It never really ended. We seemed to go directly from combat into disabled retirement and poverty, ignored by those whose freedoms we insured by paying
that bloody premium. Our salary, as highly educated-combat proven Naval officers and fighter pilots, was about the same as what the current administration bestows as a "minimum" wage upon the millions of today's low-information, unmotivated, clueless graduates. Most of them lounge at home on unemployment rolls and feed off the taxes that we pay on our military retirements; which are 80% less than what the current All Volunteer Force receives and from which we have already lost 26% of our buying power to pencil-sharpening bureaucrats who "adjust" the economic data.
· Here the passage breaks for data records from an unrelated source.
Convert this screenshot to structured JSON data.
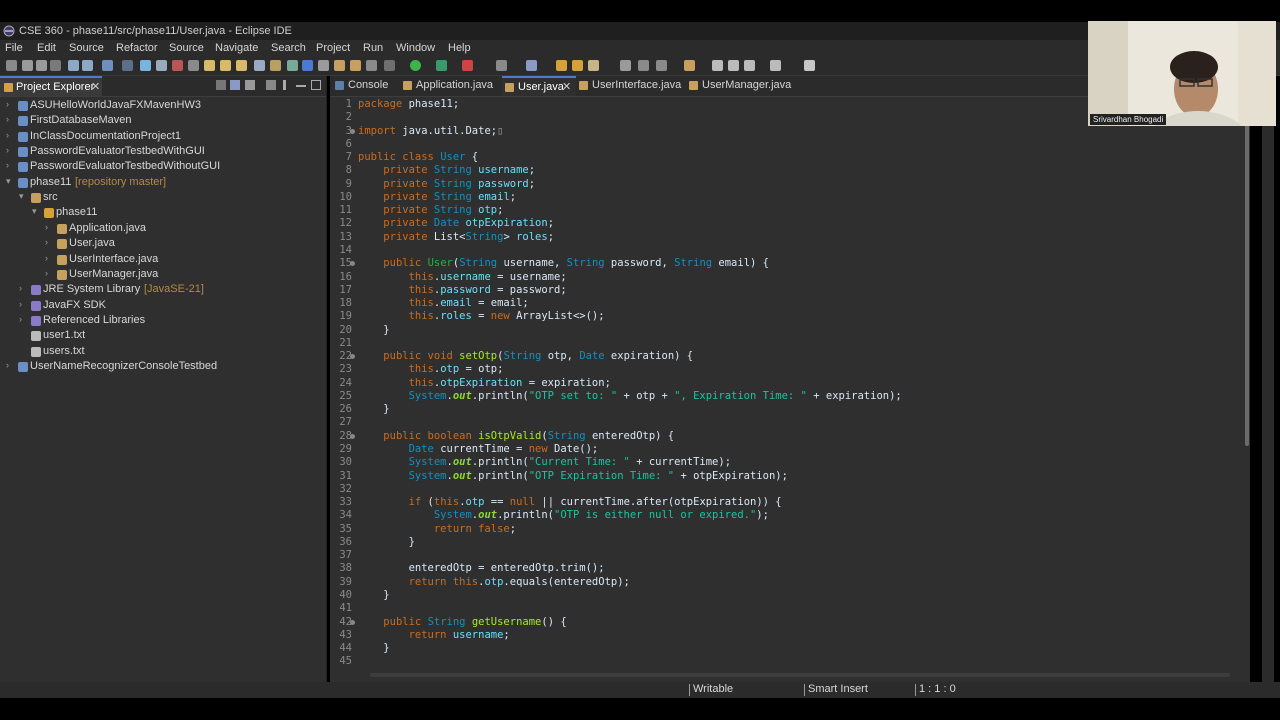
{
  "window": {
    "title": "CSE 360 - phase11/src/phase11/User.java - Eclipse IDE"
  },
  "menu": [
    "File",
    "Edit",
    "Source",
    "Refactor",
    "Source",
    "Navigate",
    "Search",
    "Project",
    "Run",
    "Window",
    "Help"
  ],
  "sidebar": {
    "tab_label": "Project Explorer",
    "tree": [
      {
        "label": "ASUHelloWorldJavaFXMavenHW3",
        "suffix": ""
      },
      {
        "label": "FirstDatabaseMaven",
        "suffix": ""
      },
      {
        "label": "InClassDocumentationProject1",
        "suffix": ""
      },
      {
        "label": "PasswordEvaluatorTestbedWithGUI",
        "suffix": ""
      },
      {
        "label": "PasswordEvaluatorTestbedWithoutGUI",
        "suffix": ""
      },
      {
        "label": "phase11",
        "suffix": "[repository master]"
      },
      {
        "label": "src",
        "suffix": ""
      },
      {
        "label": "phase11",
        "suffix": ""
      },
      {
        "label": "Application.java",
        "suffix": ""
      },
      {
        "label": "User.java",
        "suffix": ""
      },
      {
        "label": "UserInterface.java",
        "suffix": ""
      },
      {
        "label": "UserManager.java",
        "suffix": ""
      },
      {
        "label": "JRE System Library",
        "suffix": "[JavaSE-21]"
      },
      {
        "label": "JavaFX SDK",
        "suffix": ""
      },
      {
        "label": "Referenced Libraries",
        "suffix": ""
      },
      {
        "label": "user1.txt",
        "suffix": ""
      },
      {
        "label": "users.txt",
        "suffix": ""
      },
      {
        "label": "UserNameRecognizerConsoleTestbed",
        "suffix": ""
      }
    ]
  },
  "editor": {
    "tabs": [
      {
        "label": "Console",
        "active": false
      },
      {
        "label": "Application.java",
        "active": false
      },
      {
        "label": "User.java",
        "active": true
      },
      {
        "label": "UserInterface.java",
        "active": false
      },
      {
        "label": "UserManager.java",
        "active": false
      }
    ],
    "close_glyph": "✕",
    "code": [
      {
        "n": "1",
        "fold": false,
        "seg": [
          [
            "kw",
            "package"
          ],
          [
            "tx",
            " phase11;"
          ]
        ]
      },
      {
        "n": "2",
        "fold": false,
        "seg": []
      },
      {
        "n": "3",
        "fold": true,
        "seg": [
          [
            "kw",
            "import"
          ],
          [
            "tx",
            " java.util.Date;"
          ],
          [
            "ik",
            "▯"
          ]
        ]
      },
      {
        "n": "6",
        "fold": false,
        "seg": []
      },
      {
        "n": "7",
        "fold": false,
        "seg": [
          [
            "kw",
            "public class"
          ],
          [
            "tx",
            " "
          ],
          [
            "ty",
            "User"
          ],
          [
            "tx",
            " {"
          ]
        ]
      },
      {
        "n": "8",
        "fold": false,
        "seg": [
          [
            "tx",
            "    "
          ],
          [
            "kw",
            "private"
          ],
          [
            "tx",
            " "
          ],
          [
            "ty",
            "String"
          ],
          [
            "tx",
            " "
          ],
          [
            "fd",
            "username"
          ],
          [
            "tx",
            ";"
          ]
        ]
      },
      {
        "n": "9",
        "fold": false,
        "seg": [
          [
            "tx",
            "    "
          ],
          [
            "kw",
            "private"
          ],
          [
            "tx",
            " "
          ],
          [
            "ty",
            "String"
          ],
          [
            "tx",
            " "
          ],
          [
            "fd",
            "password"
          ],
          [
            "tx",
            ";"
          ]
        ]
      },
      {
        "n": "10",
        "fold": false,
        "seg": [
          [
            "tx",
            "    "
          ],
          [
            "kw",
            "private"
          ],
          [
            "tx",
            " "
          ],
          [
            "ty",
            "String"
          ],
          [
            "tx",
            " "
          ],
          [
            "fd",
            "email"
          ],
          [
            "tx",
            ";"
          ]
        ]
      },
      {
        "n": "11",
        "fold": false,
        "seg": [
          [
            "tx",
            "    "
          ],
          [
            "kw",
            "private"
          ],
          [
            "tx",
            " "
          ],
          [
            "ty",
            "String"
          ],
          [
            "tx",
            " "
          ],
          [
            "fd",
            "otp"
          ],
          [
            "tx",
            ";"
          ]
        ]
      },
      {
        "n": "12",
        "fold": false,
        "seg": [
          [
            "tx",
            "    "
          ],
          [
            "kw",
            "private"
          ],
          [
            "tx",
            " "
          ],
          [
            "ty",
            "Date"
          ],
          [
            "tx",
            " "
          ],
          [
            "fd",
            "otpExpiration"
          ],
          [
            "tx",
            ";"
          ]
        ]
      },
      {
        "n": "13",
        "fold": false,
        "seg": [
          [
            "tx",
            "    "
          ],
          [
            "kw",
            "private"
          ],
          [
            "tx",
            " List<"
          ],
          [
            "ty",
            "String"
          ],
          [
            "tx",
            "> "
          ],
          [
            "fd",
            "roles"
          ],
          [
            "tx",
            ";"
          ]
        ]
      },
      {
        "n": "14",
        "fold": false,
        "seg": []
      },
      {
        "n": "15",
        "fold": true,
        "seg": [
          [
            "tx",
            "    "
          ],
          [
            "kw",
            "public"
          ],
          [
            "tx",
            " "
          ],
          [
            "ob",
            "User"
          ],
          [
            "tx",
            "("
          ],
          [
            "ty",
            "String"
          ],
          [
            "tx",
            " username, "
          ],
          [
            "ty",
            "String"
          ],
          [
            "tx",
            " password, "
          ],
          [
            "ty",
            "String"
          ],
          [
            "tx",
            " email) {"
          ]
        ]
      },
      {
        "n": "16",
        "fold": false,
        "seg": [
          [
            "tx",
            "        "
          ],
          [
            "kw",
            "this"
          ],
          [
            "tx",
            "."
          ],
          [
            "fd",
            "username"
          ],
          [
            "tx",
            " = username;"
          ]
        ]
      },
      {
        "n": "17",
        "fold": false,
        "seg": [
          [
            "tx",
            "        "
          ],
          [
            "kw",
            "this"
          ],
          [
            "tx",
            "."
          ],
          [
            "fd",
            "password"
          ],
          [
            "tx",
            " = password;"
          ]
        ]
      },
      {
        "n": "18",
        "fold": false,
        "seg": [
          [
            "tx",
            "        "
          ],
          [
            "kw",
            "this"
          ],
          [
            "tx",
            "."
          ],
          [
            "fd",
            "email"
          ],
          [
            "tx",
            " = email;"
          ]
        ]
      },
      {
        "n": "19",
        "fold": false,
        "seg": [
          [
            "tx",
            "        "
          ],
          [
            "kw",
            "this"
          ],
          [
            "tx",
            "."
          ],
          [
            "fd",
            "roles"
          ],
          [
            "tx",
            " = "
          ],
          [
            "kw",
            "new"
          ],
          [
            "tx",
            " ArrayList<>();"
          ]
        ]
      },
      {
        "n": "20",
        "fold": false,
        "seg": [
          [
            "tx",
            "    }"
          ]
        ]
      },
      {
        "n": "21",
        "fold": false,
        "seg": []
      },
      {
        "n": "22",
        "fold": true,
        "seg": [
          [
            "tx",
            "    "
          ],
          [
            "kw",
            "public void"
          ],
          [
            "tx",
            " "
          ],
          [
            "fn",
            "setOtp"
          ],
          [
            "tx",
            "("
          ],
          [
            "ty",
            "String"
          ],
          [
            "tx",
            " otp, "
          ],
          [
            "ty",
            "Date"
          ],
          [
            "tx",
            " expiration) {"
          ]
        ]
      },
      {
        "n": "23",
        "fold": false,
        "seg": [
          [
            "tx",
            "        "
          ],
          [
            "kw",
            "this"
          ],
          [
            "tx",
            "."
          ],
          [
            "fd",
            "otp"
          ],
          [
            "tx",
            " = otp;"
          ]
        ]
      },
      {
        "n": "24",
        "fold": false,
        "seg": [
          [
            "tx",
            "        "
          ],
          [
            "kw",
            "this"
          ],
          [
            "tx",
            "."
          ],
          [
            "fd",
            "otpExpiration"
          ],
          [
            "tx",
            " = expiration;"
          ]
        ]
      },
      {
        "n": "25",
        "fold": false,
        "seg": [
          [
            "tx",
            "        "
          ],
          [
            "ty",
            "System"
          ],
          [
            "tx",
            "."
          ],
          [
            "it",
            "out"
          ],
          [
            "tx",
            ".println("
          ],
          [
            "st",
            "\"OTP set to: \""
          ],
          [
            "tx",
            " + otp + "
          ],
          [
            "st",
            "\", Expiration Time: \""
          ],
          [
            "tx",
            " + expiration);"
          ]
        ]
      },
      {
        "n": "26",
        "fold": false,
        "seg": [
          [
            "tx",
            "    }"
          ]
        ]
      },
      {
        "n": "27",
        "fold": false,
        "seg": []
      },
      {
        "n": "28",
        "fold": true,
        "seg": [
          [
            "tx",
            "    "
          ],
          [
            "kw",
            "public boolean"
          ],
          [
            "tx",
            " "
          ],
          [
            "fn",
            "isOtpValid"
          ],
          [
            "tx",
            "("
          ],
          [
            "ty",
            "String"
          ],
          [
            "tx",
            " enteredOtp) {"
          ]
        ]
      },
      {
        "n": "29",
        "fold": false,
        "seg": [
          [
            "tx",
            "        "
          ],
          [
            "ty",
            "Date"
          ],
          [
            "tx",
            " currentTime = "
          ],
          [
            "kw",
            "new"
          ],
          [
            "tx",
            " Date();"
          ]
        ]
      },
      {
        "n": "30",
        "fold": false,
        "seg": [
          [
            "tx",
            "        "
          ],
          [
            "ty",
            "System"
          ],
          [
            "tx",
            "."
          ],
          [
            "it",
            "out"
          ],
          [
            "tx",
            ".println("
          ],
          [
            "st",
            "\"Current Time: \""
          ],
          [
            "tx",
            " + currentTime);"
          ]
        ]
      },
      {
        "n": "31",
        "fold": false,
        "seg": [
          [
            "tx",
            "        "
          ],
          [
            "ty",
            "System"
          ],
          [
            "tx",
            "."
          ],
          [
            "it",
            "out"
          ],
          [
            "tx",
            ".println("
          ],
          [
            "st",
            "\"OTP Expiration Time: \""
          ],
          [
            "tx",
            " + otpExpiration);"
          ]
        ]
      },
      {
        "n": "32",
        "fold": false,
        "seg": []
      },
      {
        "n": "33",
        "fold": false,
        "seg": [
          [
            "tx",
            "        "
          ],
          [
            "kw",
            "if"
          ],
          [
            "tx",
            " ("
          ],
          [
            "kw",
            "this"
          ],
          [
            "tx",
            "."
          ],
          [
            "fd",
            "otp"
          ],
          [
            "tx",
            " == "
          ],
          [
            "kw",
            "null"
          ],
          [
            "tx",
            " || currentTime.after(otpExpiration)) {"
          ]
        ]
      },
      {
        "n": "34",
        "fold": false,
        "seg": [
          [
            "tx",
            "            "
          ],
          [
            "ty",
            "System"
          ],
          [
            "tx",
            "."
          ],
          [
            "it",
            "out"
          ],
          [
            "tx",
            ".println("
          ],
          [
            "st",
            "\"OTP is either null or expired.\""
          ],
          [
            "tx",
            ");"
          ]
        ]
      },
      {
        "n": "35",
        "fold": false,
        "seg": [
          [
            "tx",
            "            "
          ],
          [
            "kw",
            "return false"
          ],
          [
            "tx",
            ";"
          ]
        ]
      },
      {
        "n": "36",
        "fold": false,
        "seg": [
          [
            "tx",
            "        }"
          ]
        ]
      },
      {
        "n": "37",
        "fold": false,
        "seg": []
      },
      {
        "n": "38",
        "fold": false,
        "seg": [
          [
            "tx",
            "        enteredOtp = enteredOtp.trim();"
          ]
        ]
      },
      {
        "n": "39",
        "fold": false,
        "seg": [
          [
            "tx",
            "        "
          ],
          [
            "kw",
            "return this"
          ],
          [
            "tx",
            "."
          ],
          [
            "fd",
            "otp"
          ],
          [
            "tx",
            ".equals(enteredOtp);"
          ]
        ]
      },
      {
        "n": "40",
        "fold": false,
        "seg": [
          [
            "tx",
            "    }"
          ]
        ]
      },
      {
        "n": "41",
        "fold": false,
        "seg": []
      },
      {
        "n": "42",
        "fold": true,
        "seg": [
          [
            "tx",
            "    "
          ],
          [
            "kw",
            "public"
          ],
          [
            "tx",
            " "
          ],
          [
            "ty",
            "String"
          ],
          [
            "tx",
            " "
          ],
          [
            "fn",
            "getUsername"
          ],
          [
            "tx",
            "() {"
          ]
        ]
      },
      {
        "n": "43",
        "fold": false,
        "seg": [
          [
            "tx",
            "        "
          ],
          [
            "kw",
            "return"
          ],
          [
            "tx",
            " "
          ],
          [
            "fd",
            "username"
          ],
          [
            "tx",
            ";"
          ]
        ]
      },
      {
        "n": "44",
        "fold": false,
        "seg": [
          [
            "tx",
            "    }"
          ]
        ]
      },
      {
        "n": "45",
        "fold": false,
        "seg": []
      }
    ]
  },
  "status": {
    "writable": "Writable",
    "insert_mode": "Smart Insert",
    "position": "1 : 1 : 0"
  },
  "webcam": {
    "name": "Srivardhan Bhogadi"
  },
  "colors": {
    "keyword": "#cc6c1d",
    "type": "#1290c3",
    "string": "#17c6a3",
    "field": "#66e1f8",
    "method": "#a7ec21",
    "accent": "#4a7bd0"
  }
}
Do you remember, Norm? We got 55 bucks a month for flying combat; precisely $2.99 for each of the 276 missions I flew off Yankee Station. Can you
believe America's new All Volunteer Force, which recently fought a war with a casualty rate less than 10% of ours ... and only 1% of WWII ... , received
more than $1,000 a month combat pay from a guilt-ridden Congress, which trusts paid mercenaries more than old-fashioned American patriotic courage.
The families of those of us who were killed in Vietnam got $10,000 of life insurance. Today's survivors get $100,000! Unfortunately, the gutless liberalism of today's elected officials has created the worst of all possible situations: Our socially engineered, under-funded, military couldn't presently fight its way out of a wet Chinese paper lantern!

The politically adjusted report, issued for the 100th Anniversary of U.S. Naval Aviation, confirmed that we and our brothers who flew in Korea have been written out of American history. Norm, I only hope that today's over-paid bureaucratic "dudes" who cook the books, scramble the facts, and push the propaganda for their political puppet-masters, will not be able to scrub your name off the Wall. The Wall and our memories are the only things many of us have left. We hold those memories dear! We band together in groups like the Crusader Association, which is now holding its 27th "Last Annual" reunion. Some say the association has to do with flying a peculiar aircraft, I say it has to do with a peculiar bunch of guys. We're damned few now! After 5,000 hours flying simulated and actual combat, and pulling at least 5 G's more than 25,000 times, those who are still around have ultrasounds resembling haunted houses on Halloween; with nerve bundles sagging like cobwebs, leaking valves, and ruptured pipes. We'll all be seeing you shortly, Norm. Put in a good word for us with the Man. Ask Him to think of us as His peacemakers, as His children. Have a restful Memorial Day. You earned it.

Very Respectfully,
Your Roommate Dick (Brown Bear) Schaffert

Last, but certainly not least, Marine Al Brewster comments: “NFL nightmare – the 49er QB (as a 28 year military vet I refuse to use his name) has put the NFL between a rock and a hard place! Likely a small group of players will join in the ‘sit in’ during future games – further igniting the ire of the highly patriotic NFL fans. I expect the NFL leadership will opt to abandon the playing of the anthem and the flag ceremonies as part of the game opening ceremonies – thereby removing the opportunity of further embarrassment for them. In cities that opt to continue to include the ceremony (Texas for sure) the NFL will demand that the TV coverage break for a long commercial during such ceremony and prohibit commentators from making reference to anything that occurs during the Anthem- avoiding National exposure. So what’s a fan to do? With most holding season tickets that have cost $5,000+ — plus- it will take a ‘True Patriot’ with a strong stomach to chuck that in protest. They can, however join with the TV viewers and BOYCOTT all Advertisers on any game that falls to the ‘sit-in’ culprits, PLUS let those advertisers know by letter. The one sign the owners understand is the dollar! Let’s start this Thursday evening!”

No comments:

Post a Comment